You won’t know everything, and you are not expected to know everything. But always take time during the day to read about something you’ve learned that same day. The initiative you take will help it stick with you longer and builds motivation and confidence.
What are the most important things students should keep in mind about residencies?
Poston: Residency is hard, but it is a limited period of time and you will develop some of the strongest relationships you will ever have during this period as you need to depend on your colleagues, and they depend on you.
Celan: Residency can feel unfair and exhausting, with high expectations that seem impossible to meet. Lobbying continues from residency groups and unions to implement changes, and until then, comfort yourself knowing that you’re not in this alone. Other residents are going through the frustrations too, and others have gone through it before you and succeeded. You will get through this, and it will be worth it in the long run!
Krishna: The most important thing is to find out whether you would be a good fit for the program and vice versa. In other words, don’t pick an academic-heavy program if you feel that you don’t like academic medicine. Picking a residency is like picking a partner—you have to do your due diligence and ensure that you will both like each other for the duration!

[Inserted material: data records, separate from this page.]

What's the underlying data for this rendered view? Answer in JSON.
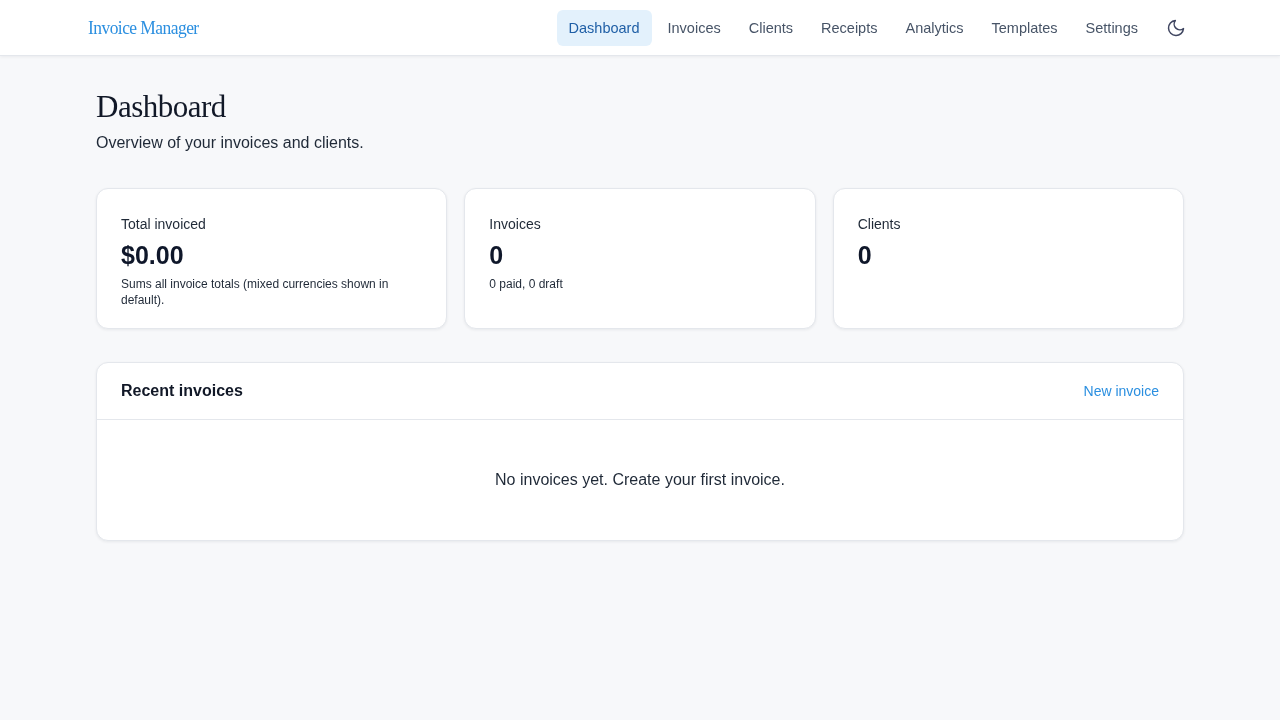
{
  "header": {
    "logo": "Invoice Manager",
    "nav": [
      {
        "label": "Dashboard",
        "selected": true
      },
      {
        "label": "Invoices",
        "selected": false
      },
      {
        "label": "Clients",
        "selected": false
      },
      {
        "label": "Receipts",
        "selected": false
      },
      {
        "label": "Analytics",
        "selected": false
      },
      {
        "label": "Templates",
        "selected": false
      },
      {
        "label": "Settings",
        "selected": false
      }
    ]
  },
  "page": {
    "title": "Dashboard",
    "subtitle": "Overview of your invoices and clients."
  },
  "stats": [
    {
      "label": "Total invoiced",
      "value": "$0.00",
      "note": "Sums all invoice totals (mixed currencies shown in default)."
    },
    {
      "label": "Invoices",
      "value": "0",
      "note": "0 paid, 0 draft"
    },
    {
      "label": "Clients",
      "value": "0"
    }
  ],
  "recent_invoices": {
    "title": "Recent invoices",
    "action": "New invoice",
    "empty_message": "No invoices yet. Create your first invoice."
  }
}
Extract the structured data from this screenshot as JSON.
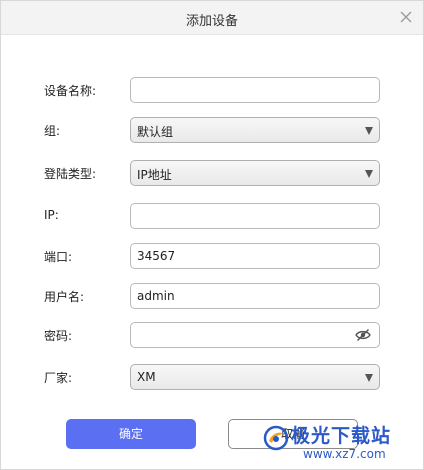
{
  "dialog": {
    "title": "添加设备"
  },
  "form": {
    "device_name": {
      "label": "设备名称:",
      "value": ""
    },
    "group": {
      "label": "组:",
      "value": "默认组"
    },
    "login_type": {
      "label": "登陆类型:",
      "value": "IP地址"
    },
    "ip": {
      "label": "IP:",
      "value": ""
    },
    "port": {
      "label": "端口:",
      "value": "34567"
    },
    "username": {
      "label": "用户名:",
      "value": "admin"
    },
    "password": {
      "label": "密码:",
      "value": ""
    },
    "vendor": {
      "label": "厂家:",
      "value": "XM"
    }
  },
  "buttons": {
    "ok_label": "确定",
    "cancel_label": "取消"
  },
  "watermark": {
    "text": "极光下载站",
    "url": "www.xz7.com"
  },
  "icons": {
    "close": "close-icon",
    "dropdown": "dropdown-arrow-icon",
    "password_toggle": "eye-slash-icon",
    "logo": "aurora-logo-icon"
  },
  "colors": {
    "primary": "#5a6ff2",
    "watermark": "#2b59c8"
  }
}
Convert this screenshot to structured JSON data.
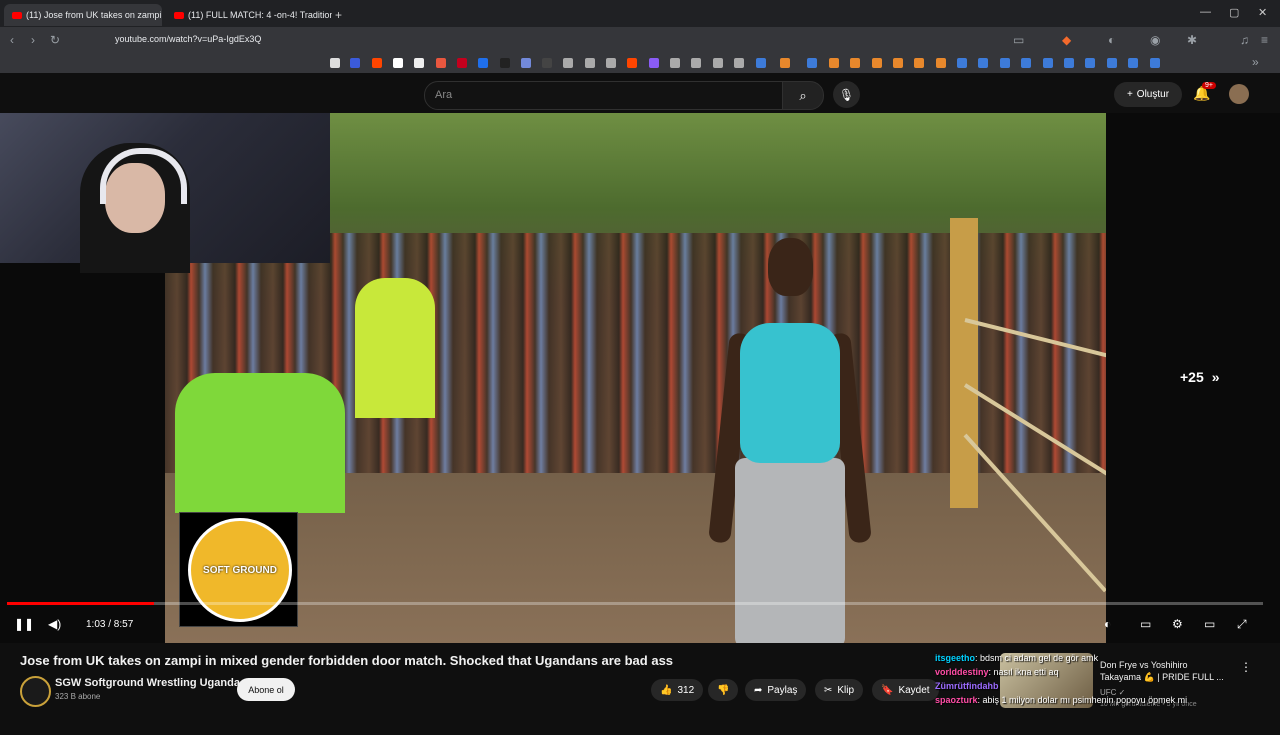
{
  "browser": {
    "tabs": [
      {
        "label": "(11) Jose from UK takes on zampi",
        "active": true
      },
      {
        "label": "(11) FULL MATCH: 4 -on-4! Traditional",
        "active": false
      }
    ],
    "new_tab": "+",
    "url": "youtube.com/watch?v=uPa-IgdEx3Q",
    "window_controls": [
      "—",
      "▢",
      "✕"
    ]
  },
  "youtube": {
    "search_placeholder": "Ara",
    "create_label": "Oluştur",
    "notifications_badge": "9+"
  },
  "player": {
    "skip_label": "+25",
    "time": "1:03 / 8:57",
    "progress_fraction": 0.117,
    "logo_text": "SOFT GROUND"
  },
  "video": {
    "title": "Jose from UK takes on zampi in mixed gender forbidden door match. Shocked that Ugandans are bad ass",
    "channel": "SGW Softground Wrestling Uganda",
    "subscribers": "323 B abone",
    "subscribe_label": "Abone ol",
    "likes": "312",
    "share_label": "Paylaş",
    "clip_label": "Klip",
    "save_label": "Kaydet"
  },
  "chat": [
    {
      "user": "itsgeetho",
      "message": "bdsm ci adam gel de gör amk",
      "color": "#00d1ff"
    },
    {
      "user": "vorlddestiny",
      "message": "nasıl ikna etti aq",
      "color": "#ff4da6"
    },
    {
      "user": "Zümrütfindahb",
      "message": "",
      "color": "#9c6bff"
    },
    {
      "user": "spaozturk",
      "message": "abiş 1 milyon dolar mı psimhenin popoyu öpmek mi",
      "color": "#ff4da6"
    }
  ],
  "recommendation": {
    "title": "Don Frye vs Yoshihiro Takayama 💪 | PRIDE FULL ...",
    "channel": "UFC ✓",
    "meta": "10 Mn görüntüleme • 5 yıl önce"
  }
}
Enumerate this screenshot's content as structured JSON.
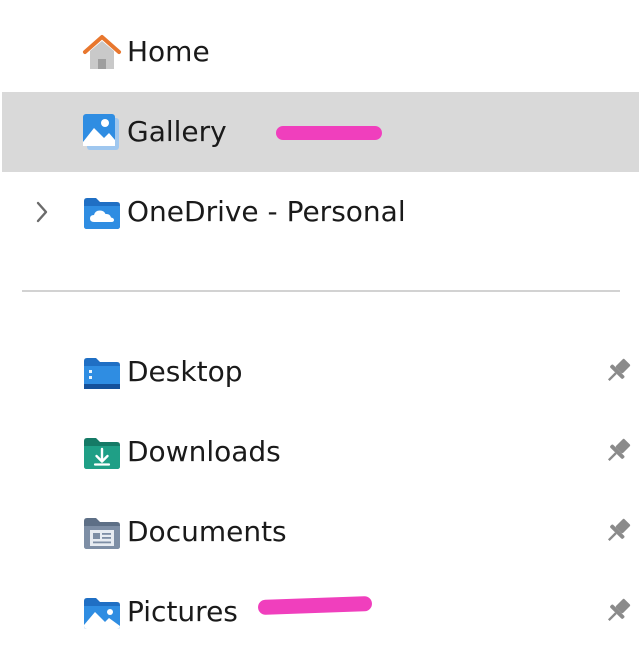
{
  "nav": {
    "quick_items": [
      {
        "label": "Home",
        "icon": "home-icon",
        "selected": false
      },
      {
        "label": "Gallery",
        "icon": "gallery-icon",
        "selected": true
      },
      {
        "label": "OneDrive - Personal",
        "icon": "onedrive-folder-icon",
        "expandable": true
      }
    ],
    "pinned_items": [
      {
        "label": "Desktop",
        "icon": "desktop-folder-icon",
        "pinned": true
      },
      {
        "label": "Downloads",
        "icon": "downloads-folder-icon",
        "pinned": true
      },
      {
        "label": "Documents",
        "icon": "documents-folder-icon",
        "pinned": true
      },
      {
        "label": "Pictures",
        "icon": "pictures-folder-icon",
        "pinned": true
      }
    ]
  },
  "colors": {
    "selected_background": "#d9d9d9",
    "annotation_mark": "#f03fbd",
    "folder_blue": "#2f8de2",
    "downloads_teal": "#1f9f86",
    "home_orange": "#e8772e",
    "pin_gray": "#8a8a8a"
  }
}
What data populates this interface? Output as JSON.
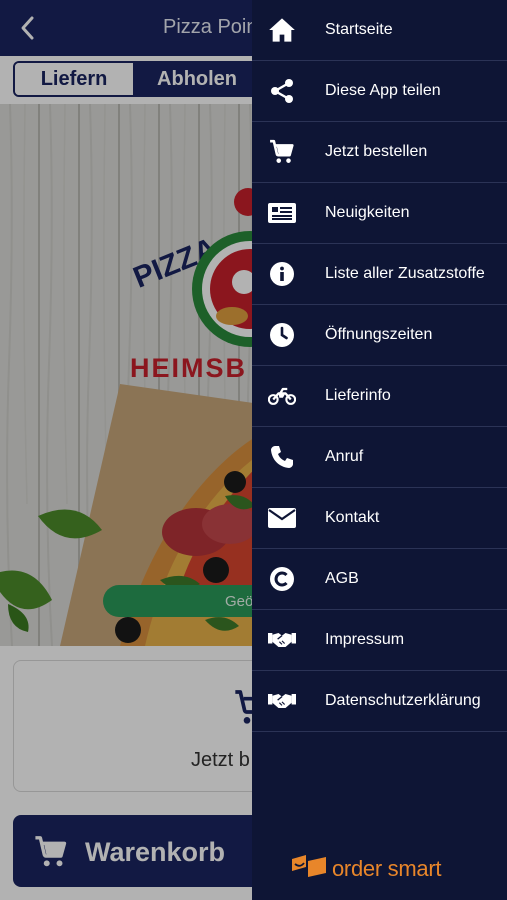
{
  "app_bar": {
    "title": "Pizza Point",
    "back_icon": "chevron-left-icon"
  },
  "order_mode": {
    "delivery_label": "Liefern",
    "pickup_label": "Abholen",
    "selected": "pickup"
  },
  "hero": {
    "logo_word": "PIZZA",
    "logo_city": "HEIMSB",
    "badge_text": "Geö"
  },
  "order_card": {
    "icon": "cart-icon",
    "label": "Jetzt b"
  },
  "cart_button": {
    "icon": "cart-icon",
    "label": "Warenkorb"
  },
  "drawer": {
    "items": [
      {
        "icon": "home-icon",
        "label": "Startseite"
      },
      {
        "icon": "share-icon",
        "label": "Diese App teilen"
      },
      {
        "icon": "cart-icon",
        "label": "Jetzt bestellen"
      },
      {
        "icon": "newspaper-icon",
        "label": "Neuigkeiten"
      },
      {
        "icon": "info-icon",
        "label": "Liste aller Zusatzstoffe"
      },
      {
        "icon": "clock-icon",
        "label": "Öffnungszeiten"
      },
      {
        "icon": "motorcycle-icon",
        "label": "Lieferinfo"
      },
      {
        "icon": "phone-icon",
        "label": "Anruf"
      },
      {
        "icon": "envelope-icon",
        "label": "Kontakt"
      },
      {
        "icon": "copyright-icon",
        "label": "AGB"
      },
      {
        "icon": "handshake-icon",
        "label": "Impressum"
      },
      {
        "icon": "handshake-icon",
        "label": "Datenschutzerklärung"
      }
    ],
    "brand": {
      "label": "order smart",
      "icon": "order-smart-logo-icon"
    }
  },
  "colors": {
    "navy": "#1a2560",
    "drawer_bg": "#0e1535",
    "accent_orange": "#e8862a",
    "badge_green": "#2a9a5a"
  }
}
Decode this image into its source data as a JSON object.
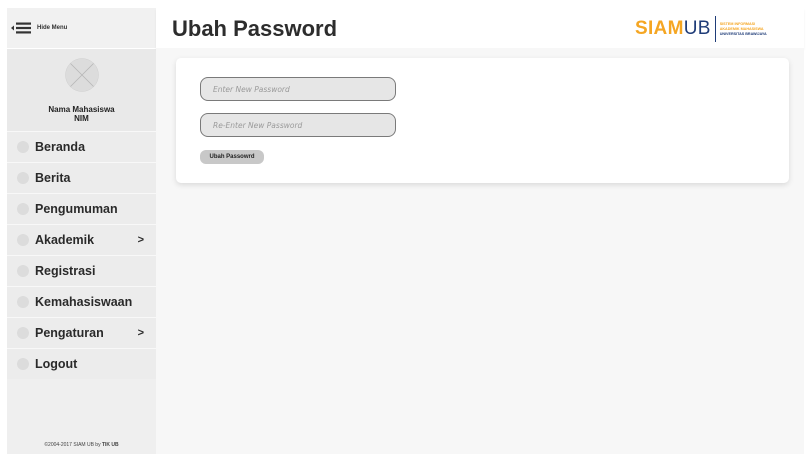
{
  "sidebar": {
    "hide_menu_label": "Hide Menu",
    "profile": {
      "name": "Nama Mahasiswa",
      "nim": "NIM"
    },
    "items": [
      {
        "label": "Beranda",
        "has_submenu": false
      },
      {
        "label": "Berita",
        "has_submenu": false
      },
      {
        "label": "Pengumuman",
        "has_submenu": false
      },
      {
        "label": "Akademik",
        "has_submenu": true
      },
      {
        "label": "Registrasi",
        "has_submenu": false
      },
      {
        "label": "Kemahasiswaan",
        "has_submenu": false
      },
      {
        "label": "Pengaturan",
        "has_submenu": true
      },
      {
        "label": "Logout",
        "has_submenu": false
      }
    ],
    "chevron": ">",
    "copyright_text": "©2004-2017 SIAM UB by ",
    "copyright_brand": "TIK UB"
  },
  "header": {
    "title": "Ubah Password",
    "logo": {
      "siam": "SIAM",
      "ub": "UB",
      "line1": "SISTEM INFORMASI",
      "line2": "AKADEMIK MAHASISWA",
      "line3": "UNIVERSITAS BRAWIJAYA"
    }
  },
  "form": {
    "new_password_placeholder": "Enter New Password",
    "new_password_value": "",
    "reenter_password_placeholder": "Re-Enter New Password",
    "reenter_password_value": "",
    "submit_label": "Ubah Passowrd"
  },
  "colors": {
    "brand_orange": "#f5a623",
    "brand_blue": "#1f3c78",
    "sidebar_bg": "#efefef",
    "main_bg": "#f7f7f7"
  },
  "icons": {
    "hide_menu": "hamburger-arrow-icon",
    "avatar": "avatar-placeholder-icon",
    "nav_bullet": "circle-icon",
    "submenu": "chevron-right-icon"
  }
}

Halik: Residency is training. You are still a health professional in training, you are still a student. Be patient with yourself, the learning curve is steep, and it takes time to adjust. Even if you have all the tools for success, it still takes experience via trial and error. Remember, just because you have the cookbook, it doesn’t make you a gourmet chef.